### Task prompt
The data below is to be set down exactly.

(Items listed in a dataset)
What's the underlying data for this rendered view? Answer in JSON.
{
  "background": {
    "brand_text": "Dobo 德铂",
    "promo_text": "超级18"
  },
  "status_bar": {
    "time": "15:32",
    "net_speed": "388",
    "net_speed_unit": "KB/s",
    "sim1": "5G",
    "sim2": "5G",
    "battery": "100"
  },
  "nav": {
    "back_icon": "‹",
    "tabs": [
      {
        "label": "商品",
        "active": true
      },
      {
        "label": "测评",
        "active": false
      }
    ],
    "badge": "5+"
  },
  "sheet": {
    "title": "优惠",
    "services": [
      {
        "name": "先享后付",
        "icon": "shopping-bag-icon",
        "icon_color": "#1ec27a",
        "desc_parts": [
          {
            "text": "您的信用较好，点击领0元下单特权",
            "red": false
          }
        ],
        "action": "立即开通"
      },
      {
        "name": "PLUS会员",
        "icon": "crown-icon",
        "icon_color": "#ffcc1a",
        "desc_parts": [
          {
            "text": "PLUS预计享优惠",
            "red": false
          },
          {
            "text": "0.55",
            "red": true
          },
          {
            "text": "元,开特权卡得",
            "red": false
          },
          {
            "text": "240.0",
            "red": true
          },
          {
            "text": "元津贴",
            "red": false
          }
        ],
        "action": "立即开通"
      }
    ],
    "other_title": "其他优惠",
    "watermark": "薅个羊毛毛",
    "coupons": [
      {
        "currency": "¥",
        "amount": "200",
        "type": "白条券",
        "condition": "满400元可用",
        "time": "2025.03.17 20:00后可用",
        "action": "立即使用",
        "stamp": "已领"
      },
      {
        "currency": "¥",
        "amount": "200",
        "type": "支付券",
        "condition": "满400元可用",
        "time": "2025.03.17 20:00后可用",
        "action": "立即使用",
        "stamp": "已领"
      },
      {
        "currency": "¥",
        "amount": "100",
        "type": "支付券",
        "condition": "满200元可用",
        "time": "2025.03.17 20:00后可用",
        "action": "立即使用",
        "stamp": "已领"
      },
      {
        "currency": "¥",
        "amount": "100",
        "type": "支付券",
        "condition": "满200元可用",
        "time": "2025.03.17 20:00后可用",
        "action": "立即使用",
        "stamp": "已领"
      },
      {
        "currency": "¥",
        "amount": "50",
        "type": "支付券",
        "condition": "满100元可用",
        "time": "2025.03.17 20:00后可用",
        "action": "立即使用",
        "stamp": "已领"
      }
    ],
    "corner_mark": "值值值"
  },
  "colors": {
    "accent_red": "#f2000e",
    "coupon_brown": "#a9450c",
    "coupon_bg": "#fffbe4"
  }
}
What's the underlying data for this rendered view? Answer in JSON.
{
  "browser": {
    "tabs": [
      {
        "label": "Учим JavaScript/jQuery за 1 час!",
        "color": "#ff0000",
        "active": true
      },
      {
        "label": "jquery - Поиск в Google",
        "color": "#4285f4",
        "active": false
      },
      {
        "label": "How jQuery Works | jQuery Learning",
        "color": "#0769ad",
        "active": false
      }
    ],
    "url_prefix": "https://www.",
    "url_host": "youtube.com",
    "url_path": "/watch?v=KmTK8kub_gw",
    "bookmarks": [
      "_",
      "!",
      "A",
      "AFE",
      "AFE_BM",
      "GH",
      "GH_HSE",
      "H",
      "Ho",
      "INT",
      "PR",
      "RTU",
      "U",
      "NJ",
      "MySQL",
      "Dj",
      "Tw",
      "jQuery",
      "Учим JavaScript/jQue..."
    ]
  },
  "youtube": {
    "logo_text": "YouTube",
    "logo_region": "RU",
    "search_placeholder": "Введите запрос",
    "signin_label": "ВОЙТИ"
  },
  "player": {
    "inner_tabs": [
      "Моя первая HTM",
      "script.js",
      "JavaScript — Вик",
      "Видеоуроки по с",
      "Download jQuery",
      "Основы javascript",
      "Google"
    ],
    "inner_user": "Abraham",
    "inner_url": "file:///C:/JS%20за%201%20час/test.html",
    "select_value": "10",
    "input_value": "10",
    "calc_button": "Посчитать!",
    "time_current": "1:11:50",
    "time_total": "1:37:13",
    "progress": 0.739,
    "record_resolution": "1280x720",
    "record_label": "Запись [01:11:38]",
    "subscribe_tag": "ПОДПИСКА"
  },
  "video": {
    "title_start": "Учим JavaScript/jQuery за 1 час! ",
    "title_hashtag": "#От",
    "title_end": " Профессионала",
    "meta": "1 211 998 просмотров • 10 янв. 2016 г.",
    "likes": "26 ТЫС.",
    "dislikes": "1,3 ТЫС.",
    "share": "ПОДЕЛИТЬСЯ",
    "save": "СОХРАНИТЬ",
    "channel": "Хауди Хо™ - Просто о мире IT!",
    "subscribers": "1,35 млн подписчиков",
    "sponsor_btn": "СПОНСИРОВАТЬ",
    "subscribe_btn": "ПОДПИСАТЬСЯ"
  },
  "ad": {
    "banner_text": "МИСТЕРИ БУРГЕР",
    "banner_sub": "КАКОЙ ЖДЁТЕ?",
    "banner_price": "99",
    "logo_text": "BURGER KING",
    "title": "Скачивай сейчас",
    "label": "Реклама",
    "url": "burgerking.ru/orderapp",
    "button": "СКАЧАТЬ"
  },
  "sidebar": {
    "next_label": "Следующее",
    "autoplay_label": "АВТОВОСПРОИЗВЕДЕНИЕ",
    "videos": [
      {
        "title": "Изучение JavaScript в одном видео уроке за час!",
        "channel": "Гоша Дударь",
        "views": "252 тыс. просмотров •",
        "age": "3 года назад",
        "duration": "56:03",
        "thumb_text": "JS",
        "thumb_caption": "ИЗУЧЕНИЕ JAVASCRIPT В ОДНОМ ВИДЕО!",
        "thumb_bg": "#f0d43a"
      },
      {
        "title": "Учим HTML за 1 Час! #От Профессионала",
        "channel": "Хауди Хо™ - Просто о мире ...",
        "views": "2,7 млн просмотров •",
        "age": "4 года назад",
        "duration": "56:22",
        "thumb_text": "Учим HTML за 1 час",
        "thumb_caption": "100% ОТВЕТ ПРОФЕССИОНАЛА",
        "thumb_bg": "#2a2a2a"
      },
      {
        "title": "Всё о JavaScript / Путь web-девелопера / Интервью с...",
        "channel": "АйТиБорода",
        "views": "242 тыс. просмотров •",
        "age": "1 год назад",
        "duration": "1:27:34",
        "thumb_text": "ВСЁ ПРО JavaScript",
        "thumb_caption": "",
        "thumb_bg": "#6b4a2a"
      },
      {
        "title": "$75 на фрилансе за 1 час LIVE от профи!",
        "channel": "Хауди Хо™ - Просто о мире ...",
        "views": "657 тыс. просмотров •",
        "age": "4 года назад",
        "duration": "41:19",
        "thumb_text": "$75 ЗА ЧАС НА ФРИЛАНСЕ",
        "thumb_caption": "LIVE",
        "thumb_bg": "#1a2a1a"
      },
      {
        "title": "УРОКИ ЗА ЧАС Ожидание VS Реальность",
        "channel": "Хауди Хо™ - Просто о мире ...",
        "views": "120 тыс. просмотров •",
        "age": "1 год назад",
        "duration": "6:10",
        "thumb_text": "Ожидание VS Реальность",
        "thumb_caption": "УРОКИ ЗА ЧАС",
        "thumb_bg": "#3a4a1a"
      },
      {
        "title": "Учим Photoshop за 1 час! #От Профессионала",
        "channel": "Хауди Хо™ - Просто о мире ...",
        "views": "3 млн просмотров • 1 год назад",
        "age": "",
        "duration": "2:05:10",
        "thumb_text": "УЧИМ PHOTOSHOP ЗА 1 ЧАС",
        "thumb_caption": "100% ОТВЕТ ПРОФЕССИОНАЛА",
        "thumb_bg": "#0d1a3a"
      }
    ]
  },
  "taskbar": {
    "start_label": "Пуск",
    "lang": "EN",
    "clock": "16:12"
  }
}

### Task output
What's the underlying data for this rendered view? Answer in JSON.
{
  "background": {
    "brand_text": "Dobo 德铂",
    "promo_text": "超级18"
  },
  "status_bar": {
    "time": "15:32",
    "net_speed": "388",
    "net_speed_unit": "KB/s",
    "sim1": "5G",
    "sim2": "5G",
    "battery": "100"
  },
  "nav": {
    "back_icon": "‹",
    "tabs": [
      {
        "label": "商品",
        "active": true
      },
      {
        "label": "测评",
        "active": false
      }
    ],
    "badge": "5+"
  },
  "sheet": {
    "title": "优惠",
    "services": [
      {
        "name": "先享后付",
        "icon": "shopping-bag-icon",
        "icon_color": "#1ec27a",
        "desc_parts": [
          {
            "text": "您的信用较好，点击领0元下单特权",
            "red": false
          }
        ],
        "action": "立即开通"
      },
      {
        "name": "PLUS会员",
        "icon": "crown-icon",
        "icon_color": "#ffcc1a",
        "desc_parts": [
          {
            "text": "PLUS预计享优惠",
            "red": false
          },
          {
            "text": "0.55",
            "red": true
          },
          {
            "text": "元,开特权卡得",
            "red": false
          },
          {
            "text": "240.0",
            "red": true
          },
          {
            "text": "元津贴",
            "red": false
          }
        ],
        "action": "立即开通"
      }
    ],
    "other_title": "其他优惠",
    "watermark": "薅个羊毛毛",
    "coupons": [
      {
        "currency": "¥",
        "amount": "200",
        "type": "白条券",
        "condition": "满400元可用",
        "time": "2025.03.17 20:00后可用",
        "action": "立即使用",
        "stamp": "已领"
      },
      {
        "currency": "¥",
        "amount": "200",
        "type": "支付券",
        "condition": "满400元可用",
        "time": "2025.03.17 20:00后可用",
        "action": "立即使用",
        "stamp": "已领"
      },
      {
        "currency": "¥",
        "amount": "100",
        "type": "支付券",
        "condition": "满200元可用",
        "time": "2025.03.17 20:00后可用",
        "action": "立即使用",
        "stamp": "已领"
      },
      {
        "currency": "¥",
        "amount": "100",
        "type": "支付券",
        "condition": "满200元可用",
        "time": "2025.03.17 20:00后可用",
        "action": "立即使用",
        "stamp": "已领"
      },
      {
        "currency": "¥",
        "amount": "50",
        "type": "支付券",
        "condition": "满100元可用",
        "time": "2025.03.17 20:00后可用",
        "action": "立即使用",
        "stamp": "已领"
      }
    ],
    "corner_mark": "值值值"
  },
  "colors": {
    "accent_red": "#f2000e",
    "coupon_brown": "#a9450c",
    "coupon_bg": "#fffbe4"
  }
}
What's the underlying data for this rendered view? Answer in JSON.
{
  "browser": {
    "tabs": [
      {
        "label": "Учим JavaScript/jQuery за 1 час!",
        "color": "#ff0000",
        "active": true
      },
      {
        "label": "jquery - Поиск в Google",
        "color": "#4285f4",
        "active": false
      },
      {
        "label": "How jQuery Works | jQuery Learning",
        "color": "#0769ad",
        "active": false
      }
    ],
    "url_prefix": "https://www.",
    "url_host": "youtube.com",
    "url_path": "/watch?v=KmTK8kub_gw",
    "bookmarks": [
      "_",
      "!",
      "A",
      "AFE",
      "AFE_BM",
      "GH",
      "GH_HSE",
      "H",
      "Ho",
      "INT",
      "PR",
      "RTU",
      "U",
      "NJ",
      "MySQL",
      "Dj",
      "Tw",
      "jQuery",
      "Учим JavaScript/jQue..."
    ]
  },
  "youtube": {
    "logo_text": "YouTube",
    "logo_region": "RU",
    "search_placeholder": "Введите запрос",
    "signin_label": "ВОЙТИ"
  },
  "player": {
    "inner_tabs": [
      "Моя первая HTM",
      "script.js",
      "JavaScript — Вик",
      "Видеоуроки по с",
      "Download jQuery",
      "Основы javascript",
      "Google"
    ],
    "inner_user": "Abraham",
    "inner_url": "file:///C:/JS%20за%201%20час/test.html",
    "select_value": "10",
    "input_value": "10",
    "calc_button": "Посчитать!",
    "time_current": "1:11:50",
    "time_total": "1:37:13",
    "progress": 0.739,
    "record_resolution": "1280x720",
    "record_label": "Запись [01:11:38]",
    "subscribe_tag": "ПОДПИСКА"
  },
  "video": {
    "title_start": "Учим JavaScript/jQuery за 1 час! ",
    "title_hashtag": "#От",
    "title_end": " Профессионала",
    "meta": "1 211 998 просмотров • 10 янв. 2016 г.",
    "likes": "26 ТЫС.",
    "dislikes": "1,3 ТЫС.",
    "share": "ПОДЕЛИТЬСЯ",
    "save": "СОХРАНИТЬ",
    "channel": "Хауди Хо™ - Просто о мире IT!",
    "subscribers": "1,35 млн подписчиков",
    "sponsor_btn": "СПОНСИРОВАТЬ",
    "subscribe_btn": "ПОДПИСАТЬСЯ"
  },
  "ad": {
    "banner_text": "МИСТЕРИ БУРГЕР",
    "banner_sub": "КАКОЙ ЖДЁТЕ?",
    "banner_price": "99",
    "logo_text": "BURGER KING",
    "title": "Скачивай сейчас",
    "label": "Реклама",
    "url": "burgerking.ru/orderapp",
    "button": "СКАЧАТЬ"
  },
  "sidebar": {
    "next_label": "Следующее",
    "autoplay_label": "АВТОВОСПРОИЗВЕДЕНИЕ",
    "videos": [
      {
        "title": "Изучение JavaScript в одном видео уроке за час!",
        "channel": "Гоша Дударь",
        "views": "252 тыс. просмотров •",
        "age": "3 года назад",
        "duration": "56:03",
        "thumb_text": "JS",
        "thumb_caption": "ИЗУЧЕНИЕ JAVASCRIPT В ОДНОМ ВИДЕО!",
        "thumb_bg": "#f0d43a"
      },
      {
        "title": "Учим HTML за 1 Час! #От Профессионала",
        "channel": "Хауди Хо™ - Просто о мире ...",
        "views": "2,7 млн просмотров •",
        "age": "4 года назад",
        "duration": "56:22",
        "thumb_text": "Учим HTML за 1 час",
        "thumb_caption": "100% ОТВЕТ ПРОФЕССИОНАЛА",
        "thumb_bg": "#2a2a2a"
      },
      {
        "title": "Всё о JavaScript / Путь web-девелопера / Интервью с...",
        "channel": "АйТиБорода",
        "views": "242 тыс. просмотров •",
        "age": "1 год назад",
        "duration": "1:27:34",
        "thumb_text": "ВСЁ ПРО JavaScript",
        "thumb_caption": "",
        "thumb_bg": "#6b4a2a"
      },
      {
        "title": "$75 на фрилансе за 1 час LIVE от профи!",
        "channel": "Хауди Хо™ - Просто о мире ...",
        "views": "657 тыс. просмотров •",
        "age": "4 года назад",
        "duration": "41:19",
        "thumb_text": "$75 ЗА ЧАС НА ФРИЛАНСЕ",
        "thumb_caption": "LIVE",
        "thumb_bg": "#1a2a1a"
      },
      {
        "title": "УРОКИ ЗА ЧАС Ожидание VS Реальность",
        "channel": "Хауди Хо™ - Просто о мире ...",
        "views": "120 тыс. просмотров •",
        "age": "1 год назад",
        "duration": "6:10",
        "thumb_text": "Ожидание VS Реальность",
        "thumb_caption": "УРОКИ ЗА ЧАС",
        "thumb_bg": "#3a4a1a"
      },
      {
        "title": "Учим Photoshop за 1 час! #От Профессионала",
        "channel": "Хауди Хо™ - Просто о мире ...",
        "views": "3 млн просмотров • 1 год назад",
        "age": "",
        "duration": "2:05:10",
        "thumb_text": "УЧИМ PHOTOSHOP ЗА 1 ЧАС",
        "thumb_caption": "100% ОТВЕТ ПРОФЕССИОНАЛА",
        "thumb_bg": "#0d1a3a"
      }
    ]
  },
  "taskbar": {
    "start_label": "Пуск",
    "lang": "EN",
    "clock": "16:12"
  }
}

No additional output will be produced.